  • Published
  • By Col. Christine Berberick
  • 375th Medical Operations Squadron commander
As we enter this holiday season, I recently had the opportunity to reflect on the many things I am thankful for. I recognize that I am richly blessed. In addition to having a wonderful family and living in the greatest country in the world, I love being an Air Force Nurse Corps officer. When I was commissioned I could never have imagined all of the amazing people I would meet and opportunities that I would experience. Joining the Air Force was one of the best decisions I ever made.

The funny thing is, for a long time when anyone asked me why I joined, I joked and told them it was because I looked nice in blue. While I do look very nice in blue, the reason was much deeper and I don't think I even understood it well enough to verbalize for many years. I was the first member of my family to go to college. I came from an area that was ravaged by the collapsing steel industry. I knew I wanted something more. I wanted to make a difference and to be a part of something bigger than myself.

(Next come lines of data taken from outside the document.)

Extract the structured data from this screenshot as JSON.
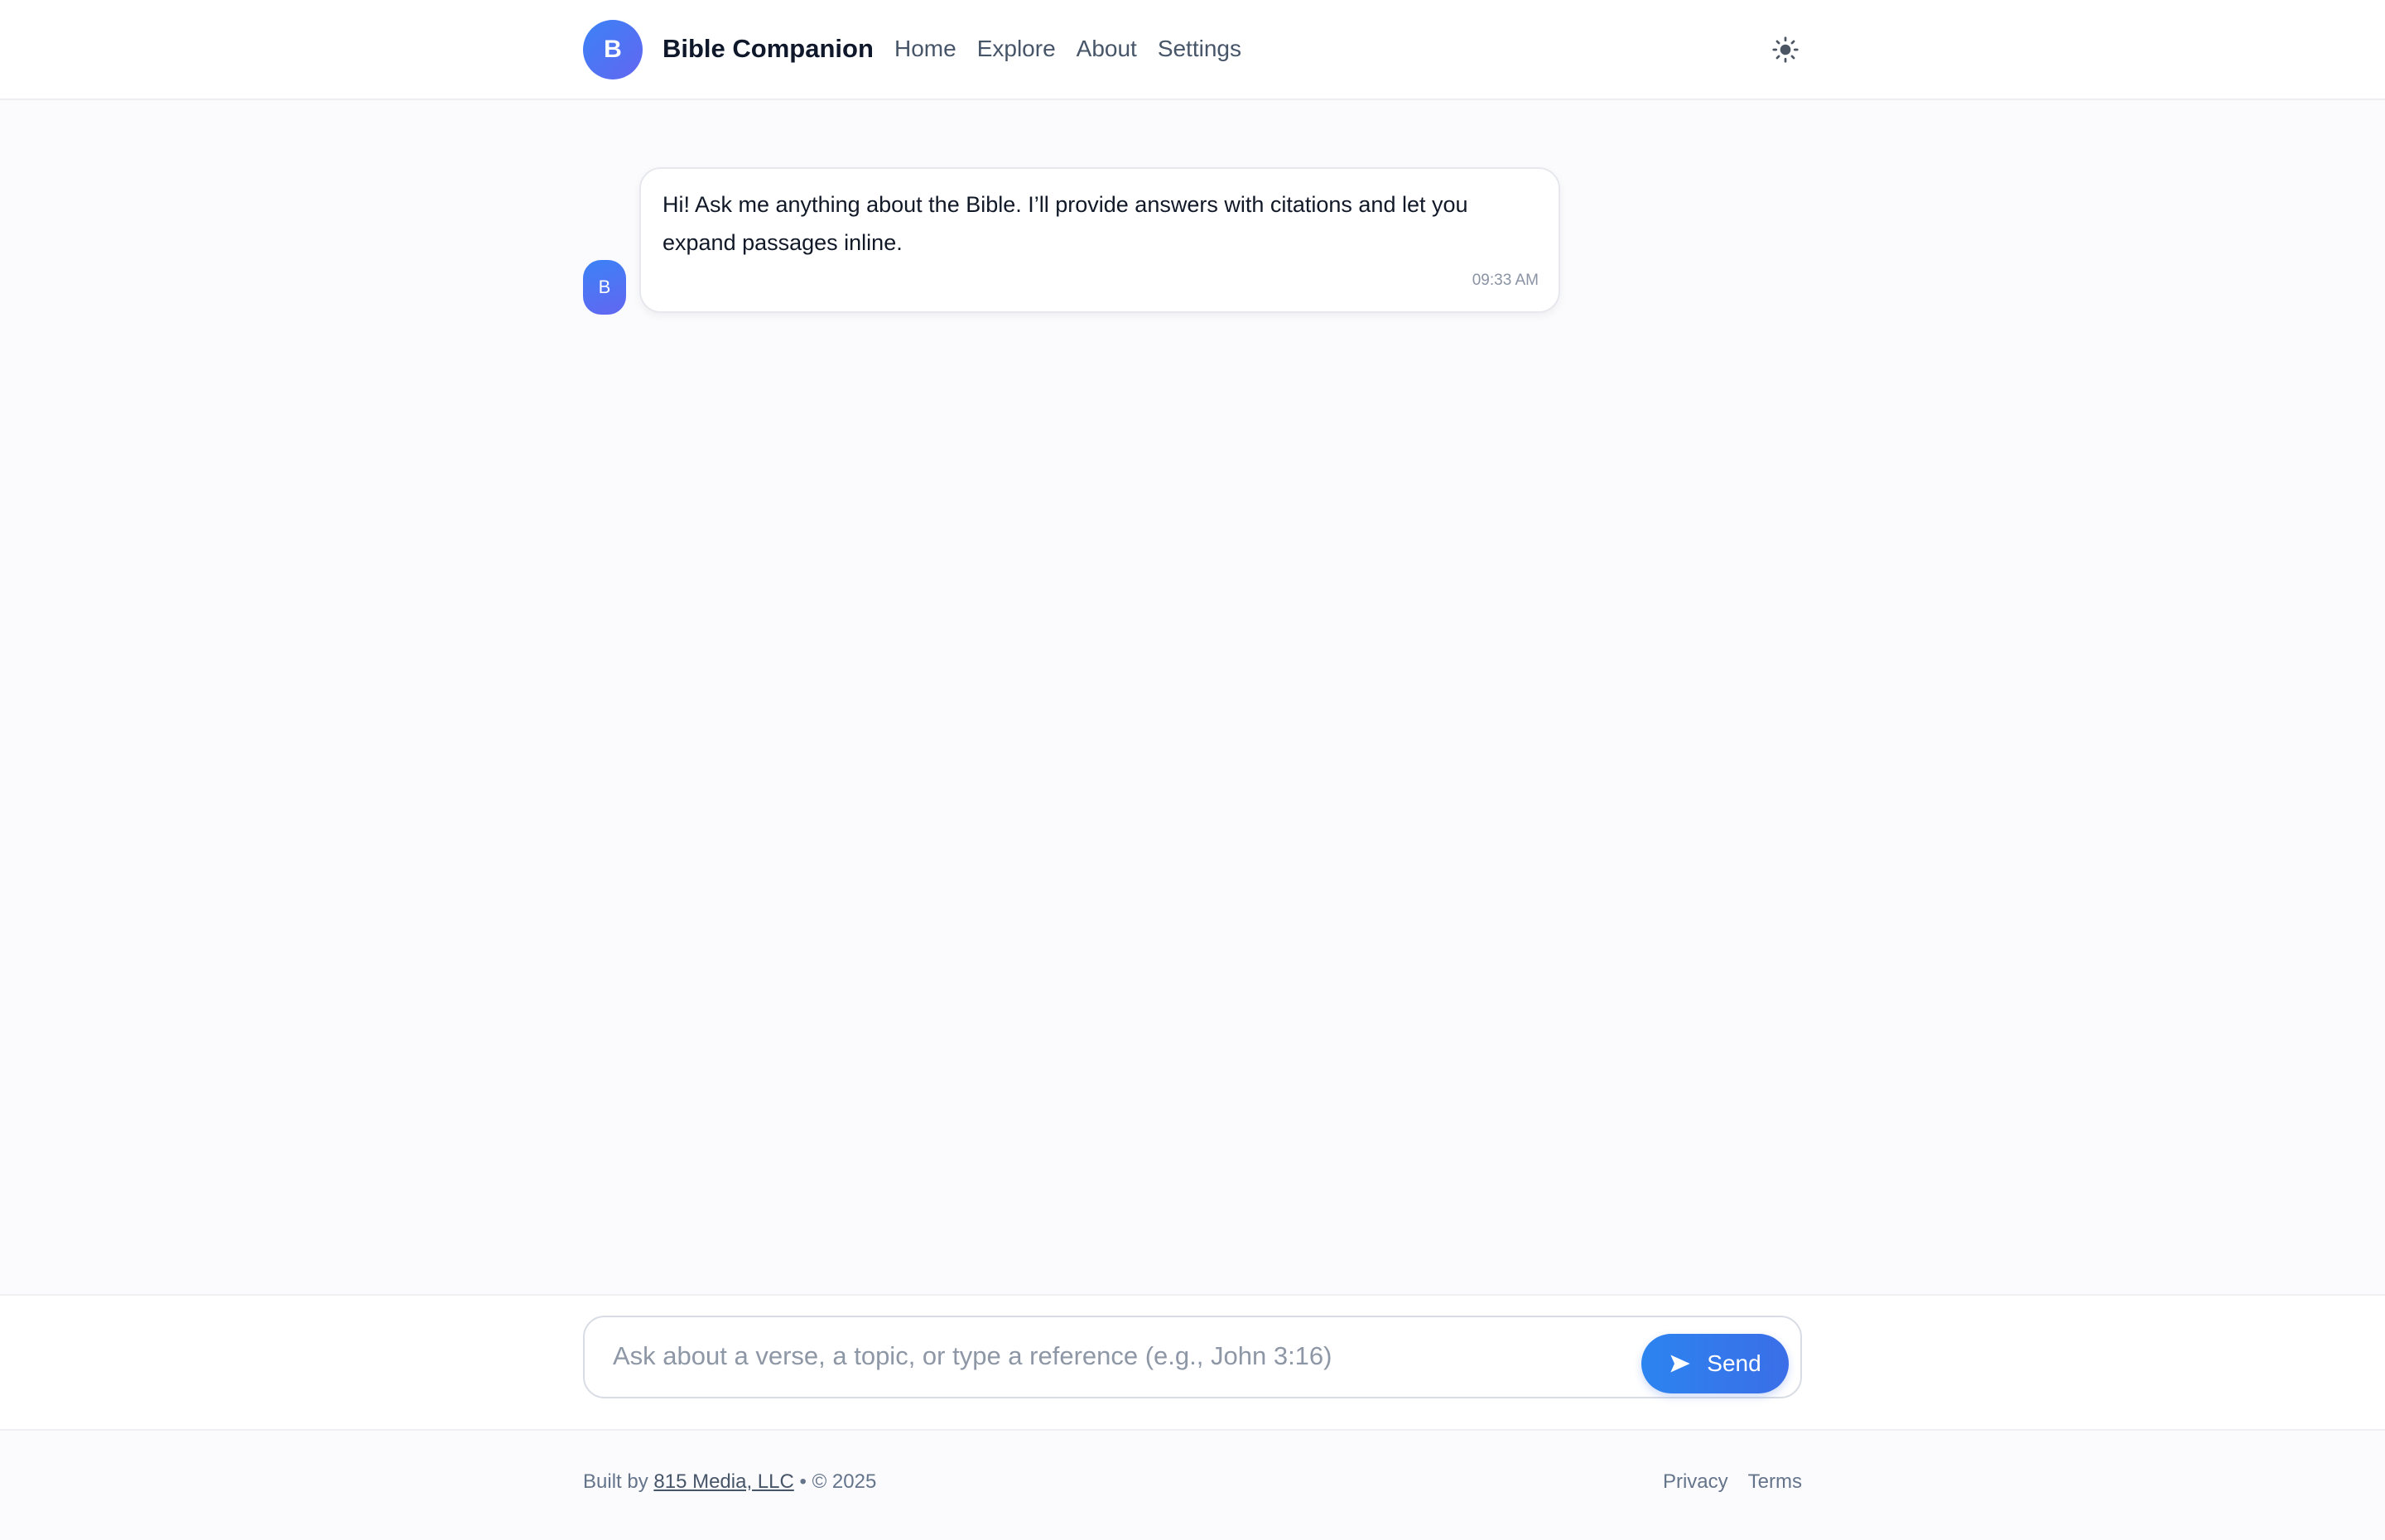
{
  "header": {
    "logo_letter": "B",
    "app_name": "Bible Companion",
    "nav": [
      "Home",
      "Explore",
      "About",
      "Settings"
    ],
    "theme_toggle_icon": "sun-icon"
  },
  "chat": {
    "messages": [
      {
        "sender": "bot",
        "avatar_letter": "B",
        "text": "Hi! Ask me anything about the Bible. I’ll provide answers with citations and let you expand passages inline.",
        "time": "09:33 AM"
      }
    ]
  },
  "composer": {
    "value": "",
    "placeholder": "Ask about a verse, a topic, or type a reference (e.g., John 3:16)",
    "send_label": "Send",
    "send_icon": "send-arrow-icon"
  },
  "footer": {
    "built_by_prefix": "Built by",
    "company": "815 Media, LLC",
    "copyright": "• © 2025",
    "links": [
      "Privacy",
      "Terms"
    ]
  },
  "colors": {
    "accent": "#3b82f6",
    "accent_secondary": "#6366f1",
    "page_background": "#fbfbfd"
  }
}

We all have a reason that we joined. Maybe it was for education, to make a better life for our family or a deep sense of patriotism. I am grateful that each of you stepped forward and raised your hand. Serving your country is an incredible personal sacrifice and I am very proud of you. I read recently that less than 30 percent of our nation's youth are eligible to join the military based on various factors including academics, criminal history, substance abuse and physical health. And less than 3 percent of our population ever volunteer to serve, but you did volunteer and I thank you.

Just as each of us had a reason compelling us to join the military, there will come a time when we will each walk away from our military service. When that time comes, I want you to be able to look back with pride on your service. To know that you had the opportunity to make a difference and you did. That you did so much more than just enough to get by. What advice can I give you to ensure that you will be proud at the end of your service commitment? It is pretty simple: "Go to work, do your job and go home."

First, we need you to go to work. Physically show up and mentally be present. Be engaged in making your unit better. Take ownership of your work center. Get involved. Ask yourself what you can do to improve your flight or squadron every day. If we all do this, imagine what we can accomplish.

Next, you need to do your job. The first part of doing your job is knowing what your job is. Learn every aspect of your core tasks. Be competent and work to become the technical expert. Continuously develop your professional skills. In addition, grow your skills as a leader and as a member of the profession of arms. Remember that all training is good and free training is great!

Finally, go home. Spend time with friends and family. Maintain your physical and spiritual fitness. Take a class, pursue a hobby. Participate in things that bring you joy. Most importantly find ways to refresh and rejuvenate. This helps us cultivate resiliency and ensure we are ready for the next challenge.

Again, I enter this holiday season grateful for your selfless dedication to our great nation. I promise you, that if you remember to "Go to work, do your job and go home," you will one day be able to look back with tremendous pride in all that you have contributed.